Jeremy DeSilva is associate professor of anthropology at Dartmouth College. He lives in Norwich, Vermont.

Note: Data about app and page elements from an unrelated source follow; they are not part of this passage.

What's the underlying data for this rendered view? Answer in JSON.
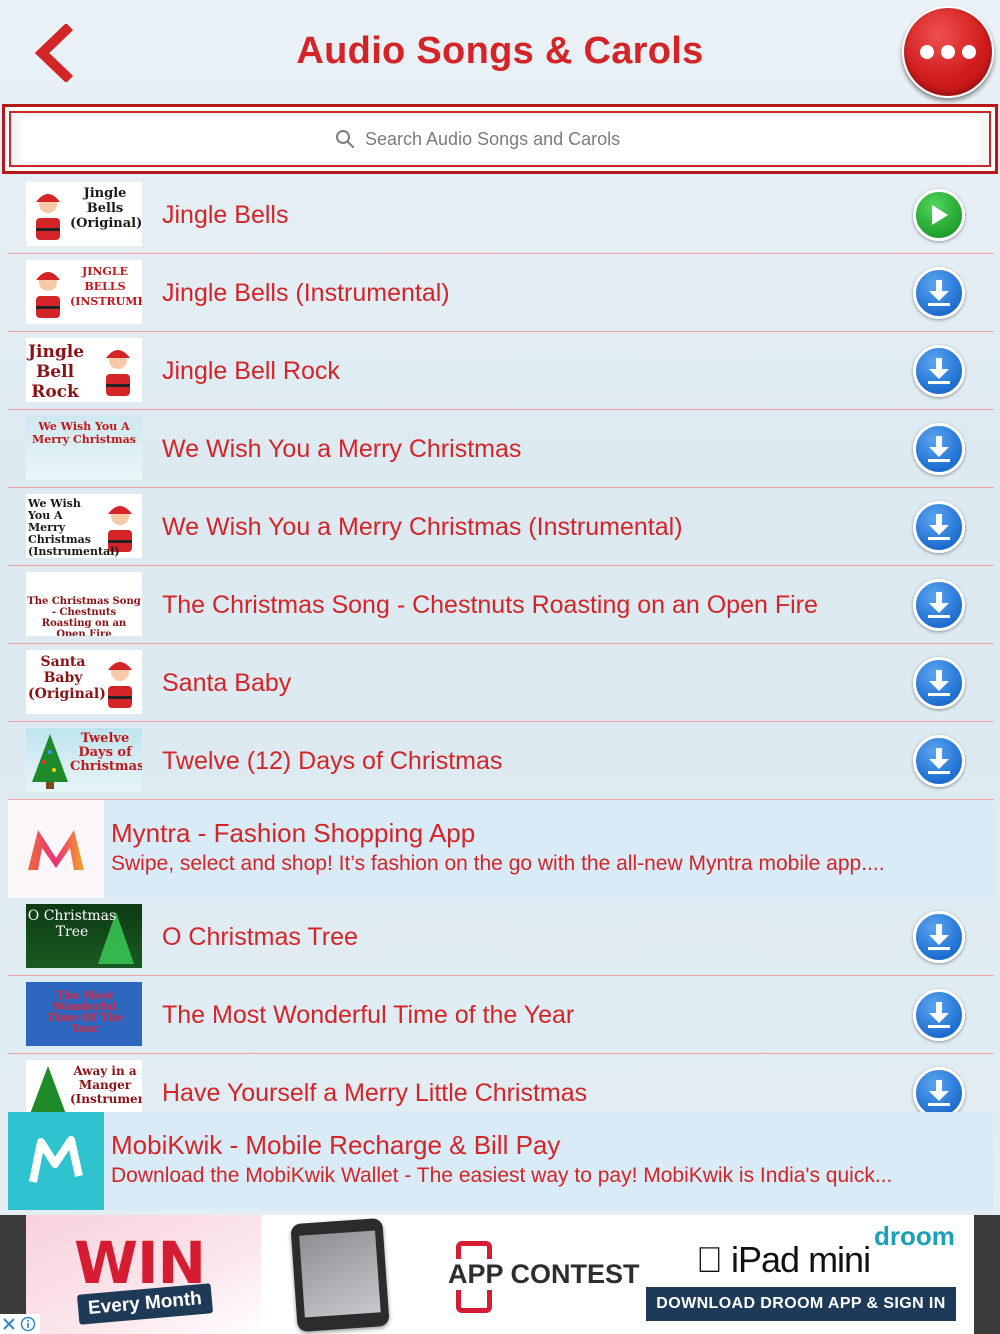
{
  "header": {
    "title": "Audio Songs & Carols",
    "back_icon": "chevron-left-icon",
    "more_icon": "ellipsis-icon",
    "accent_color": "#d42427"
  },
  "search": {
    "placeholder": "Search Audio Songs and Carols"
  },
  "songs": [
    {
      "title": "Jingle Bells",
      "thumb": "Jingle Bells (Original)",
      "action": "play"
    },
    {
      "title": "Jingle Bells (Instrumental)",
      "thumb": "JINGLE BELLS (INSTRUMENTAL)",
      "action": "download"
    },
    {
      "title": "Jingle Bell Rock",
      "thumb": "Jingle Bell Rock",
      "action": "download"
    },
    {
      "title": "We Wish You a Merry Christmas",
      "thumb": "We Wish You A Merry Christmas",
      "action": "download"
    },
    {
      "title": "We Wish You a Merry Christmas (Instrumental)",
      "thumb": "We Wish You A Merry Christmas (Instrumental)",
      "action": "download"
    },
    {
      "title": "The Christmas Song - Chestnuts Roasting on an Open Fire",
      "thumb": "The Christmas Song - Chestnuts Roasting on an Open Fire",
      "action": "download"
    },
    {
      "title": "Santa Baby",
      "thumb": "Santa Baby (Original)",
      "action": "download"
    },
    {
      "title": "Twelve (12) Days of Christmas",
      "thumb": "Twelve Days of Christmas",
      "action": "download"
    },
    {
      "title": "O Christmas Tree",
      "thumb": "O Christmas Tree",
      "action": "download"
    },
    {
      "title": "The Most Wonderful Time of the Year",
      "thumb": "The Most Wonderful Time Of The Year",
      "action": "download"
    },
    {
      "title": "Have Yourself a Merry Little Christmas",
      "thumb": "Away in a Manger (Instrumental)",
      "action": "download"
    }
  ],
  "ads": [
    {
      "title": "Myntra - Fashion Shopping App",
      "description": "Swipe, select and shop! It’s fashion on the go with the all-new Myntra mobile app....",
      "icon": "myntra-logo-icon"
    },
    {
      "title": "MobiKwik - Mobile Recharge & Bill Pay",
      "description": "Download the MobiKwik Wallet - The easiest way to pay! MobiKwik is India's quick...",
      "icon": "mobikwik-logo-icon"
    }
  ],
  "banner": {
    "win": "WIN",
    "every_month": "Every Month",
    "contest": "APP CONTEST",
    "product": "iPad mini",
    "brand": "droom",
    "cta": "DOWNLOAD DROOM APP & SIGN IN"
  }
}
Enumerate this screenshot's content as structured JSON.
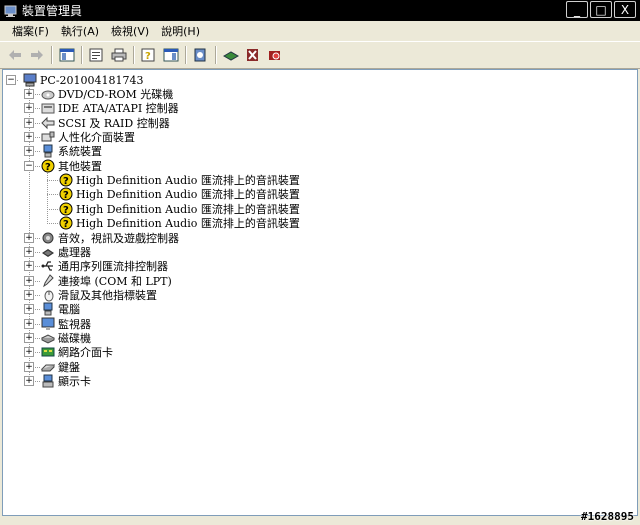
{
  "window": {
    "title": "裝置管理員",
    "buttons": [
      "_",
      "□",
      "X"
    ]
  },
  "menu": [
    {
      "label": "檔案(F)"
    },
    {
      "label": "執行(A)"
    },
    {
      "label": "檢視(V)"
    },
    {
      "label": "說明(H)"
    }
  ],
  "tree": {
    "root": "PC-201004181743",
    "categories": [
      {
        "label": "DVD/CD-ROM 光碟機",
        "icon": "cdrom-icon"
      },
      {
        "label": "IDE ATA/ATAPI 控制器",
        "icon": "ide-controller-icon"
      },
      {
        "label": "SCSI 及 RAID 控制器",
        "icon": "scsi-icon"
      },
      {
        "label": "人性化介面裝置",
        "icon": "hid-icon"
      },
      {
        "label": "系統裝置",
        "icon": "computer-icon"
      },
      {
        "label": "其他裝置",
        "icon": "unknown-device-icon"
      },
      {
        "label": "音效，視訊及遊戲控制器",
        "icon": "audio-icon"
      },
      {
        "label": "處理器",
        "icon": "processor-icon"
      },
      {
        "label": "通用序列匯流排控制器",
        "icon": "usb-icon"
      },
      {
        "label": "連接埠 (COM 和 LPT)",
        "icon": "port-icon"
      },
      {
        "label": "滑鼠及其他指標裝置",
        "icon": "mouse-icon"
      },
      {
        "label": "電腦",
        "icon": "computer-icon"
      },
      {
        "label": "監視器",
        "icon": "monitor-icon"
      },
      {
        "label": "磁碟機",
        "icon": "disk-icon"
      },
      {
        "label": "網路介面卡",
        "icon": "network-icon"
      },
      {
        "label": "鍵盤",
        "icon": "keyboard-icon"
      },
      {
        "label": "顯示卡",
        "icon": "display-icon"
      }
    ],
    "other_devices": [
      "High Definition Audio 匯流排上的音訊裝置",
      "High Definition Audio 匯流排上的音訊裝置",
      "High Definition Audio 匯流排上的音訊裝置",
      "High Definition Audio 匯流排上的音訊裝置"
    ]
  },
  "watermark": "#1628895"
}
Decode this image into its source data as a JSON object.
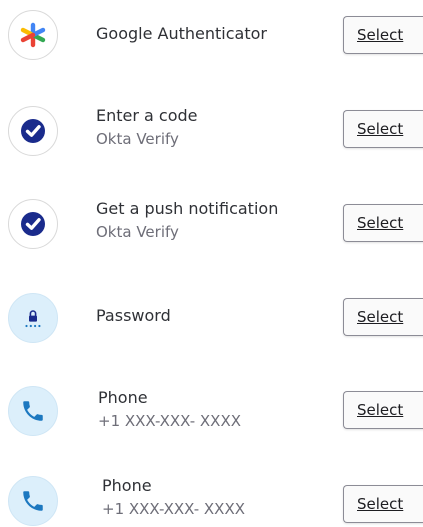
{
  "authenticators": [
    {
      "title": "Google Authenticator",
      "subtitle": "",
      "icon": "google-authenticator-icon",
      "button_label": "Select"
    },
    {
      "title": "Enter a code",
      "subtitle": "Okta Verify",
      "icon": "okta-verify-icon",
      "button_label": "Select"
    },
    {
      "title": "Get a push notification",
      "subtitle": "Okta Verify",
      "icon": "okta-verify-icon",
      "button_label": "Select"
    },
    {
      "title": "Password",
      "subtitle": "",
      "icon": "password-lock-icon",
      "button_label": "Select"
    },
    {
      "title": "Phone",
      "subtitle": "+1 XXX-XXX- XXXX",
      "icon": "phone-icon",
      "button_label": "Select"
    },
    {
      "title": "Phone",
      "subtitle": "+1 XXX-XXX- XXXX",
      "icon": "phone-icon",
      "button_label": "Select"
    }
  ],
  "colors": {
    "okta_navy": "#1a2b8c",
    "phone_blue": "#1c78c0",
    "icon_bg_blue": "#dceffb",
    "google_blue": "#4285f4",
    "google_red": "#ea4335",
    "google_yellow": "#fbbc04",
    "google_green": "#34a853"
  }
}
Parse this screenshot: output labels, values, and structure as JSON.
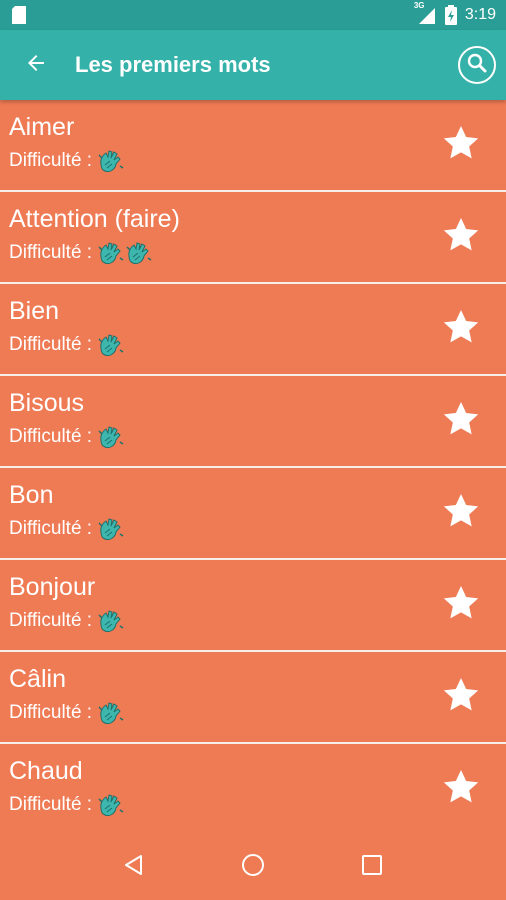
{
  "status_bar": {
    "time": "3:19",
    "network": "3G",
    "icons": [
      "sd-card-icon",
      "signal-icon",
      "battery-icon"
    ]
  },
  "app_bar": {
    "title": "Les premiers mots",
    "back_icon": "arrow-left-icon",
    "search_icon": "search-icon"
  },
  "list": {
    "difficulty_label": "Difficulté :",
    "items": [
      {
        "word": "Aimer",
        "difficulty": 1,
        "difficulty_label": "Difficulté :"
      },
      {
        "word": "Attention (faire)",
        "difficulty": 2,
        "difficulty_label": "Difficulté :"
      },
      {
        "word": "Bien",
        "difficulty": 1,
        "difficulty_label": "Difficulté :"
      },
      {
        "word": "Bisous",
        "difficulty": 1,
        "difficulty_label": "Difficulté :"
      },
      {
        "word": "Bon",
        "difficulty": 1,
        "difficulty_label": "Difficulté :"
      },
      {
        "word": "Bonjour",
        "difficulty": 1,
        "difficulty_label": "Difficulté :"
      },
      {
        "word": "Câlin",
        "difficulty": 1,
        "difficulty_label": "Difficulté :"
      },
      {
        "word": "Chaud",
        "difficulty": 1,
        "difficulty_label": "Difficulté :"
      }
    ]
  },
  "nav_bar": {
    "icons": [
      "back-triangle-icon",
      "home-circle-icon",
      "recents-square-icon"
    ]
  },
  "colors": {
    "status_bar": "#2A9E96",
    "app_bar": "#34B1A8",
    "list_background": "#EF7B55",
    "text": "#FFFFFF",
    "hand_icon": "#3DB6AE"
  }
}
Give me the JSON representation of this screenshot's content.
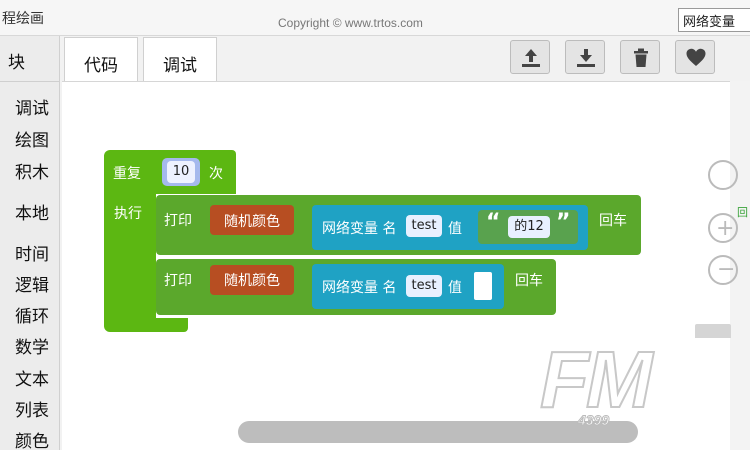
{
  "window": {
    "title": "程绘画",
    "copyright": "Copyright © www.trtos.com",
    "top_input_value": "网络变量"
  },
  "left_panel": {
    "header": "块",
    "categories": [
      "调试",
      "绘图",
      "积木",
      "本地",
      "时间",
      "逻辑",
      "循环",
      "数学",
      "文本",
      "列表",
      "颜色"
    ]
  },
  "tabs": [
    {
      "label": "代码"
    },
    {
      "label": "调试"
    }
  ],
  "toolbar": {
    "buttons": [
      {
        "icon": "upload-icon"
      },
      {
        "icon": "download-icon"
      },
      {
        "icon": "trash-icon"
      },
      {
        "icon": "heart-icon"
      }
    ]
  },
  "blocks": {
    "repeat": {
      "label": "重复",
      "count": "10",
      "unit": "次",
      "exec_label": "执行"
    },
    "print1": {
      "label": "打印",
      "color_block": "随机颜色",
      "netvar_prefix": "网络变量 名",
      "name": "test",
      "value_label": "值",
      "string_open": "“",
      "string_value": "的12",
      "string_close": "”",
      "newline": "回车"
    },
    "print2": {
      "label": "打印",
      "color_block": "随机颜色",
      "netvar_prefix": "网络变量 名",
      "name": "test",
      "value_label": "值",
      "newline": "回车"
    }
  },
  "colors": {
    "loop_green": "#5cb712",
    "print_green": "#5ba82c",
    "color_block": "#b74e22",
    "netvar_teal": "#1fa2c4",
    "text_green": "#59a24e",
    "repeat_field": "#a5b9ed"
  },
  "watermark": {
    "brand": "FM",
    "sub": "4399"
  },
  "side_label": "回"
}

Twitter @desilva_jerry

Reviews

In this 'tribute to how science operates, ' 10 contributors revisit Descent on the 150th anniversary of its publication in a 'quest for understanding the origin, biological variation, behavior, and evolution of humans.' . . . Each of the contributors adds something valuable to the conversation.-- "Kirkus Reviews"
DeSilva's volume provides a welcome opportunity to reflect on the history of evolutionary theory as a legacy complicated by Darwin's prescience as well as prejudice.---Erika Lorraine Milam, Science
A fascinating, comprehensive, and accessible collection of essays. . . . A Most Interesting Problem gives credit to Darwin where credit is due, but is unabashed in its systematic rejection of outdated science.---Lydia Pyne, JSTOR Daily
This important new collection of commentaries on what is perhaps the most challenging of Darwin's books in our own time, takes up the evidence for human evolution, our place in the family tree, the origins of civilization, of human races, and of sex differences in ways that are both meaningful as well as accessible to those both inside and outside of the scholarly world who are interested in reading and wrestling with this important and core work of Charles Darwin for themselves.---Johannes E. Riutta, The Well-Read Naturalist
A Most Interesting Problem is a fantastic run-down of today's understanding of human evolution and a great showcase of the scientific process---Tibi Puiu, ZME Science
Fascinating reading about the development of science, and the cultural blindspots than can misdirect even the most brilliant scientists.---Ian Angus, Climate & Capitalism